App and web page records

Start of Block

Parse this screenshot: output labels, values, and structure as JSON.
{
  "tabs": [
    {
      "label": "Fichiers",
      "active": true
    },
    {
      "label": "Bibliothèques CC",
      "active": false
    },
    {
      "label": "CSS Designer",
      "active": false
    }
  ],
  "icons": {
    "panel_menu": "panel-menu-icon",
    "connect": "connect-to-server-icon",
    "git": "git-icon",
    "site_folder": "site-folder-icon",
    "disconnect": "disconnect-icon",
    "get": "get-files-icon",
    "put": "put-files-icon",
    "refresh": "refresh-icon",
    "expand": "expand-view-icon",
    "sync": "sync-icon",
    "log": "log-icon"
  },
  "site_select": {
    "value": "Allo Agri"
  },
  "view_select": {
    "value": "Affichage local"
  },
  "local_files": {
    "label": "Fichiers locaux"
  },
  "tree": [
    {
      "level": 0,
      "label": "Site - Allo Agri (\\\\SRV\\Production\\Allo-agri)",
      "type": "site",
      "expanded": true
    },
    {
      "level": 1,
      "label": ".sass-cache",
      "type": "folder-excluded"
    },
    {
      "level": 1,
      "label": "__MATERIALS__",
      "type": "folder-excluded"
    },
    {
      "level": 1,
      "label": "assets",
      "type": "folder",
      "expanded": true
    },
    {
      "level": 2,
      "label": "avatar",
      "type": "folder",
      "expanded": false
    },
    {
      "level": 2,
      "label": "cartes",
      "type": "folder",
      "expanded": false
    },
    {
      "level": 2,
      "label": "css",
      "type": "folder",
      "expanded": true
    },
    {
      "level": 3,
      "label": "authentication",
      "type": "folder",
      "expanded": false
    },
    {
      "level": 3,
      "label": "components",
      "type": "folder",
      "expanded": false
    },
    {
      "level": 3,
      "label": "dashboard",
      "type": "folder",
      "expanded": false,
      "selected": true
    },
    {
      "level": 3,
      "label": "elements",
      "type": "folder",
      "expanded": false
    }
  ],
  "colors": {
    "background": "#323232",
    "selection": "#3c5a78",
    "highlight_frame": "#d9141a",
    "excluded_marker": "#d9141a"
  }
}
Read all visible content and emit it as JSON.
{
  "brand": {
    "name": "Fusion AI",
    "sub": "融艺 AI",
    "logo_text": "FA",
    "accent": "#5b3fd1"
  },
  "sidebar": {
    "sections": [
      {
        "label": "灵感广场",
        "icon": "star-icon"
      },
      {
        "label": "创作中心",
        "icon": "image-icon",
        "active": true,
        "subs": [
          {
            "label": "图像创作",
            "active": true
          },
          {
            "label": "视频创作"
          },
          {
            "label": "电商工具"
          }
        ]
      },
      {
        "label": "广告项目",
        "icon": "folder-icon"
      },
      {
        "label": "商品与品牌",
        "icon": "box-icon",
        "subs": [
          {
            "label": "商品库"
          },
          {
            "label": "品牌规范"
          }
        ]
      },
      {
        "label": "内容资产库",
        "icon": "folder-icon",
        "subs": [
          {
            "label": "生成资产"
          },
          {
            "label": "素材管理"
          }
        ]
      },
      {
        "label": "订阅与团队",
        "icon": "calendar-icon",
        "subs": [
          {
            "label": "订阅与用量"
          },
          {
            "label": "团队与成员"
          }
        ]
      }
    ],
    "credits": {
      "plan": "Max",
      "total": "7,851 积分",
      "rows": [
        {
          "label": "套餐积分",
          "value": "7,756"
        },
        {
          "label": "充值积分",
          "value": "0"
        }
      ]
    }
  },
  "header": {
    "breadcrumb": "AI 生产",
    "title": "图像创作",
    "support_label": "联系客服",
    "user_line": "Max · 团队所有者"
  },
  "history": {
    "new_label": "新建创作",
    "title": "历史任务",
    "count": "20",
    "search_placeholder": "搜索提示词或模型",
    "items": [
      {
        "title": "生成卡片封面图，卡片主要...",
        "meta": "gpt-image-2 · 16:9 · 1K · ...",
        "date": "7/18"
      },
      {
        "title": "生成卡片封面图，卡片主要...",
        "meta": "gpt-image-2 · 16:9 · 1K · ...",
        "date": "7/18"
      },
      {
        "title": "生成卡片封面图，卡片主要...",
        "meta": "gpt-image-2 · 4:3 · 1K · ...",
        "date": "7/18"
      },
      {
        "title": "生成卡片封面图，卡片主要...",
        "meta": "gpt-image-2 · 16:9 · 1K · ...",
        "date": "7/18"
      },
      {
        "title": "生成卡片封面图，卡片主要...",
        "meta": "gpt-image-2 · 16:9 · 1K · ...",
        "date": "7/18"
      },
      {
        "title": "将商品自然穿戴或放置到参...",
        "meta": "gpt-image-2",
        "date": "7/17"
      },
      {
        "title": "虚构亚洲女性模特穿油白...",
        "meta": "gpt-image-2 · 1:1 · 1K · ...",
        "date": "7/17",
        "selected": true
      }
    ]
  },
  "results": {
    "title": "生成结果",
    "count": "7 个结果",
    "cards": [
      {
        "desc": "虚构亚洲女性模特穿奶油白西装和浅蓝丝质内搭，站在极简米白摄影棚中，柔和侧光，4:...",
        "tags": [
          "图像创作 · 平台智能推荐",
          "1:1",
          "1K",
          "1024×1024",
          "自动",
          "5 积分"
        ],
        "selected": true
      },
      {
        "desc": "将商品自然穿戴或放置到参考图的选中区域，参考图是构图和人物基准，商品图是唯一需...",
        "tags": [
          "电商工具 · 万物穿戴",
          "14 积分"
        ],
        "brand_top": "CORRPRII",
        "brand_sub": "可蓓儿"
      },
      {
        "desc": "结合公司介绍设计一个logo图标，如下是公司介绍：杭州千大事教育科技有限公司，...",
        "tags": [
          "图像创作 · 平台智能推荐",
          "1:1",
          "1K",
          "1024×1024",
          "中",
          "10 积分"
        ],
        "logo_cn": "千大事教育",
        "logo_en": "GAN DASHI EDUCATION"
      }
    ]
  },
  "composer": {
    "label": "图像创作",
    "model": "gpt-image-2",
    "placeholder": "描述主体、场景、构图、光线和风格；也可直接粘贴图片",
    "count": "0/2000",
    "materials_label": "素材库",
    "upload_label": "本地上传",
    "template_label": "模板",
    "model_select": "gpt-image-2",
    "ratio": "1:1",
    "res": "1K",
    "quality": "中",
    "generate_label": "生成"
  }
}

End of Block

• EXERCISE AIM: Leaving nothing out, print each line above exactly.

• ANSWER SECTION:
Parse this screenshot: output labels, values, and structure as JSON.
{
  "tabs": [
    {
      "label": "Fichiers",
      "active": true
    },
    {
      "label": "Bibliothèques CC",
      "active": false
    },
    {
      "label": "CSS Designer",
      "active": false
    }
  ],
  "icons": {
    "panel_menu": "panel-menu-icon",
    "connect": "connect-to-server-icon",
    "git": "git-icon",
    "site_folder": "site-folder-icon",
    "disconnect": "disconnect-icon",
    "get": "get-files-icon",
    "put": "put-files-icon",
    "refresh": "refresh-icon",
    "expand": "expand-view-icon",
    "sync": "sync-icon",
    "log": "log-icon"
  },
  "site_select": {
    "value": "Allo Agri"
  },
  "view_select": {
    "value": "Affichage local"
  },
  "local_files": {
    "label": "Fichiers locaux"
  },
  "tree": [
    {
      "level": 0,
      "label": "Site - Allo Agri (\\\\SRV\\Production\\Allo-agri)",
      "type": "site",
      "expanded": true
    },
    {
      "level": 1,
      "label": ".sass-cache",
      "type": "folder-excluded"
    },
    {
      "level": 1,
      "label": "__MATERIALS__",
      "type": "folder-excluded"
    },
    {
      "level": 1,
      "label": "assets",
      "type": "folder",
      "expanded": true
    },
    {
      "level": 2,
      "label": "avatar",
      "type": "folder",
      "expanded": false
    },
    {
      "level": 2,
      "label": "cartes",
      "type": "folder",
      "expanded": false
    },
    {
      "level": 2,
      "label": "css",
      "type": "folder",
      "expanded": true
    },
    {
      "level": 3,
      "label": "authentication",
      "type": "folder",
      "expanded": false
    },
    {
      "level": 3,
      "label": "components",
      "type": "folder",
      "expanded": false
    },
    {
      "level": 3,
      "label": "dashboard",
      "type": "folder",
      "expanded": false,
      "selected": true
    },
    {
      "level": 3,
      "label": "elements",
      "type": "folder",
      "expanded": false
    }
  ],
  "colors": {
    "background": "#323232",
    "selection": "#3c5a78",
    "highlight_frame": "#d9141a",
    "excluded_marker": "#d9141a"
  }
}
Read all visible content and emit it as JSON.
{
  "brand": {
    "name": "Fusion AI",
    "sub": "融艺 AI",
    "logo_text": "FA",
    "accent": "#5b3fd1"
  },
  "sidebar": {
    "sections": [
      {
        "label": "灵感广场",
        "icon": "star-icon"
      },
      {
        "label": "创作中心",
        "icon": "image-icon",
        "active": true,
        "subs": [
          {
            "label": "图像创作",
            "active": true
          },
          {
            "label": "视频创作"
          },
          {
            "label": "电商工具"
          }
        ]
      },
      {
        "label": "广告项目",
        "icon": "folder-icon"
      },
      {
        "label": "商品与品牌",
        "icon": "box-icon",
        "subs": [
          {
            "label": "商品库"
          },
          {
            "label": "品牌规范"
          }
        ]
      },
      {
        "label": "内容资产库",
        "icon": "folder-icon",
        "subs": [
          {
            "label": "生成资产"
          },
          {
            "label": "素材管理"
          }
        ]
      },
      {
        "label": "订阅与团队",
        "icon": "calendar-icon",
        "subs": [
          {
            "label": "订阅与用量"
          },
          {
            "label": "团队与成员"
          }
        ]
      }
    ],
    "credits": {
      "plan": "Max",
      "total": "7,851 积分",
      "rows": [
        {
          "label": "套餐积分",
          "value": "7,756"
        },
        {
          "label": "充值积分",
          "value": "0"
        }
      ]
    }
  },
  "header": {
    "breadcrumb": "AI 生产",
    "title": "图像创作",
    "support_label": "联系客服",
    "user_line": "Max · 团队所有者"
  },
  "history": {
    "new_label": "新建创作",
    "title": "历史任务",
    "count": "20",
    "search_placeholder": "搜索提示词或模型",
    "items": [
      {
        "title": "生成卡片封面图，卡片主要...",
        "meta": "gpt-image-2 · 16:9 · 1K · ...",
        "date": "7/18"
      },
      {
        "title": "生成卡片封面图，卡片主要...",
        "meta": "gpt-image-2 · 16:9 · 1K · ...",
        "date": "7/18"
      },
      {
        "title": "生成卡片封面图，卡片主要...",
        "meta": "gpt-image-2 · 4:3 · 1K · ...",
        "date": "7/18"
      },
      {
        "title": "生成卡片封面图，卡片主要...",
        "meta": "gpt-image-2 · 16:9 · 1K · ...",
        "date": "7/18"
      },
      {
        "title": "生成卡片封面图，卡片主要...",
        "meta": "gpt-image-2 · 16:9 · 1K · ...",
        "date": "7/18"
      },
      {
        "title": "将商品自然穿戴或放置到参...",
        "meta": "gpt-image-2",
        "date": "7/17"
      },
      {
        "title": "虚构亚洲女性模特穿油白...",
        "meta": "gpt-image-2 · 1:1 · 1K · ...",
        "date": "7/17",
        "selected": true
      }
    ]
  },
  "results": {
    "title": "生成结果",
    "count": "7 个结果",
    "cards": [
      {
        "desc": "虚构亚洲女性模特穿奶油白西装和浅蓝丝质内搭，站在极简米白摄影棚中，柔和侧光，4:...",
        "tags": [
          "图像创作 · 平台智能推荐",
          "1:1",
          "1K",
          "1024×1024",
          "自动",
          "5 积分"
        ],
        "selected": true
      },
      {
        "desc": "将商品自然穿戴或放置到参考图的选中区域，参考图是构图和人物基准，商品图是唯一需...",
        "tags": [
          "电商工具 · 万物穿戴",
          "14 积分"
        ],
        "brand_top": "CORRPRII",
        "brand_sub": "可蓓儿"
      },
      {
        "desc": "结合公司介绍设计一个logo图标，如下是公司介绍：杭州千大事教育科技有限公司，...",
        "tags": [
          "图像创作 · 平台智能推荐",
          "1:1",
          "1K",
          "1024×1024",
          "中",
          "10 积分"
        ],
        "logo_cn": "千大事教育",
        "logo_en": "GAN DASHI EDUCATION"
      }
    ]
  },
  "composer": {
    "label": "图像创作",
    "model": "gpt-image-2",
    "placeholder": "描述主体、场景、构图、光线和风格；也可直接粘贴图片",
    "count": "0/2000",
    "materials_label": "素材库",
    "upload_label": "本地上传",
    "template_label": "模板",
    "model_select": "gpt-image-2",
    "ratio": "1:1",
    "res": "1K",
    "quality": "中",
    "generate_label": "生成"
  }
}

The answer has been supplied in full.